On appeal from the Superior Court, Law Division, Cape May County.
Approved for Publication July 30, 1997.
Before Judges Long, A.a. Rodriguez and Cuff. The opinion of the court was delivered by Cuff, J.A.D.
The opinion of the court was delivered by: Cuff
The opinion of the court was delivered by CUFF, J.A.D.

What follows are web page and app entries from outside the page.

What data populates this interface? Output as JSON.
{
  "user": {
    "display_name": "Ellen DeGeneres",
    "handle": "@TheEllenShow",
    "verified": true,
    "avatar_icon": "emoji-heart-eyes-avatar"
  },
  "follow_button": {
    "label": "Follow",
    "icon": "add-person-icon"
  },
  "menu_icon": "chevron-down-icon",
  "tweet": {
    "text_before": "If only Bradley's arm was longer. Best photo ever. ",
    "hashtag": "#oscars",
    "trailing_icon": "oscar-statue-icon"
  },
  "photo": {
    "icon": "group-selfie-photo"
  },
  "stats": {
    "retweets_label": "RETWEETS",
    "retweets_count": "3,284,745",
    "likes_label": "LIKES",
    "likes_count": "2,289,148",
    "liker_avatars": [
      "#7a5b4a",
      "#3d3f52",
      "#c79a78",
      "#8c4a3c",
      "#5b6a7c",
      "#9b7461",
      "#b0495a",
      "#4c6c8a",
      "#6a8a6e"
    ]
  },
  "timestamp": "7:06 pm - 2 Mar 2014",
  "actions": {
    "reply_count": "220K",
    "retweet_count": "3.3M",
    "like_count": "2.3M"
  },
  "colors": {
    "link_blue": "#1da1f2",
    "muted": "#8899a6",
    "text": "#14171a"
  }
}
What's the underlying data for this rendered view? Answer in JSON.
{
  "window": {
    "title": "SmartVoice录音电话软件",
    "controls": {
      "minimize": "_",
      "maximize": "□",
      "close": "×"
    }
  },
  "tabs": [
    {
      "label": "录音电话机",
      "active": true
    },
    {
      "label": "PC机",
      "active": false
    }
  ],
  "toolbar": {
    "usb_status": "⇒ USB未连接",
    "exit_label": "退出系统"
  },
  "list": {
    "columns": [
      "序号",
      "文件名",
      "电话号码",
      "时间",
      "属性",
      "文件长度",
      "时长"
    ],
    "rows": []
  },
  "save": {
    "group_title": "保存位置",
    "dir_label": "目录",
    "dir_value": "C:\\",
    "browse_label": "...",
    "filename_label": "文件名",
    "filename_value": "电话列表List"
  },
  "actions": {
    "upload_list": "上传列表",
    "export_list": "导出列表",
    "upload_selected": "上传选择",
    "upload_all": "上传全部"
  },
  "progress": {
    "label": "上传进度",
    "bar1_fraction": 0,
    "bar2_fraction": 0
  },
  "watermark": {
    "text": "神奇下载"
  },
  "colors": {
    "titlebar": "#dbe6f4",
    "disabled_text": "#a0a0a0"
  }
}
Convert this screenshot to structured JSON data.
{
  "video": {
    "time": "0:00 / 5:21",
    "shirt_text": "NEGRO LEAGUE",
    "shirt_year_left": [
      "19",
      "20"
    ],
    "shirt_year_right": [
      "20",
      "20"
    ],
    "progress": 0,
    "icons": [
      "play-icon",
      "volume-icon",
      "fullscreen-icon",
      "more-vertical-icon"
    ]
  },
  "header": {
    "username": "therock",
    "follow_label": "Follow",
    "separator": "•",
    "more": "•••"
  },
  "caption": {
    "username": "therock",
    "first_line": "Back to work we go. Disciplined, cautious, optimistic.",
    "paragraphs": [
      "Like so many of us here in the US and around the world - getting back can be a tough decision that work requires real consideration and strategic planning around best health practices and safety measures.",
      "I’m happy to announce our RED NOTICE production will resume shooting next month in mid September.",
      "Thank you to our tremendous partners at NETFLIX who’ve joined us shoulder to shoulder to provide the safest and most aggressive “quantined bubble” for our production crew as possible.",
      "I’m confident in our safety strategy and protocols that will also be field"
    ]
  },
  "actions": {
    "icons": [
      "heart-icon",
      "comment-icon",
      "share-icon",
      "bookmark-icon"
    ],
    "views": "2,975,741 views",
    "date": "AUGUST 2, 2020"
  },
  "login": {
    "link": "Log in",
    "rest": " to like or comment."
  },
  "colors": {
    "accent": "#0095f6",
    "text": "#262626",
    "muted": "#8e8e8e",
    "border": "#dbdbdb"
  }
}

Plaintiff William Fleuhr broke his neck while body surfing in the ocean. He sued defendant City of Cape May for failure to supervise the activities of bathers, failure to warn bathers of the danger posed by the ocean on that day, and failure to protect plaintiff from the dangerous ocean conditions. Plaintiff appeals from the order dismissing his complaint based on the unimproved property immunity, N.J.S.A. 59:4-8, afforded by the New Jersey Tort Claims Act (Tort Claims Act), N.J.S.A. 59:1-1 to 12-3. We reverse the dismissal of plaintiff's claim predicated on negligent supervision by lifeguards stationed at the municipal beach.
On August 31, 1993, plaintiff entered the ocean at the First Avenue Beach, which was owned, operated and maintained by defendant City of Cape May. Lifeguards were on duty at this beach when plaintiff entered the water. He alleges that the ocean was turbulent due to Hurricane Emily and that the water conditions created an unreasonable risk of harm to him. He contends that defendant was under a duty to provide a safe place for plaintiff to swim and that defendant had undertaken to supervise the beach and adjacent ocean water by stationing lifeguards at the First Avenue Beach. He contends that defendant breached its duty to provide a safe place for him to swim by permitting him and others to enter the ocean at that place on that day. He further contends that defendant breached the duty owed to him by failing to warn him of the dangerous surf conditions. As a direct result of the failure to warn him of the dangerous conditions and the negligent supervision by the assigned lifeguards, he alleges that he was knocked over by a strong wave and fractured several cervical vertebrae.
Defendant denied the allegations of the complaint and asserted that it was immune from suit pursuant to the unimproved property immunity afforded by the Tort Claims Act, N.J.S.A. 59:4-8. In reliance on this immunity, defendant moved for summary judgment, which was granted. In his written opinion, the motion Judge reasoned that the immunity granted under N.J.S.A. 59:4-8 precludes this action because "the injury was caused exclusively by the action of the ocean."
Our review must proceed in accordance with the general analytical approach of the Tort Claims Act and then with specific reference to the applicable statutory provisions. Troth v. State, 117 N.J. 258, 265-66, 566 A.2d 515 (1989). Generally, we must recognize that the Tort Claims Act reestablishes public entity immunity from suit unless the Act declares that a public entity or public employee may be liable. N.J.S.A. 59:2-1a; Manna v. State, 129 N.J. 341, 346, 609 A.2d 757 (1992); Troth, supra, 117 N.J. at 266. Moreover, any liability established by the Tort Claims Act is subordinate to or "trumped" by any immunity recognized by the Act. N.J.S.A. 59:2-1b; Tice v. Cramer, 133 N.J. 347, 356, 627 A.2d 1090 (1993).
There are three provisions of the Tort Claims Act which affect this case: N.J.S.A. 59:2-7, N.J.S.A. 59:3-11 and N.J.S.A. 59:4-8. N.J.S.A. 59:2-7 provides:
A public entity is not liable for failure to provide supervision of public recreational facilities; provided, however, that nothing in this section shall exonerate a public entity from liability for failure to protect against a dangerous condition as provided in [N.J.S.A. 59:4-1 to 4-10].
N.J.S.A. 59:3-11 is the public employee counterpart to N.J.S.A. 59:2-7; it provides:
A public employee is not liable for the failure to provide supervision of public recreational facilities. Nothing in this section exonerates a public employee for negligence in the supervision of a public recreational facility.
The Attorney General's Task Force Comments to these sections note that the immunity conferred for failure to supervise a public recreational facility represents a policy determination that public entity managers must remain free to conclude, without threat of liability, that supervision of public recreational facilities will not be provided. Comment on N.J.S.A. 59:2-7. On the other hand, "a public employee (and hence a public ...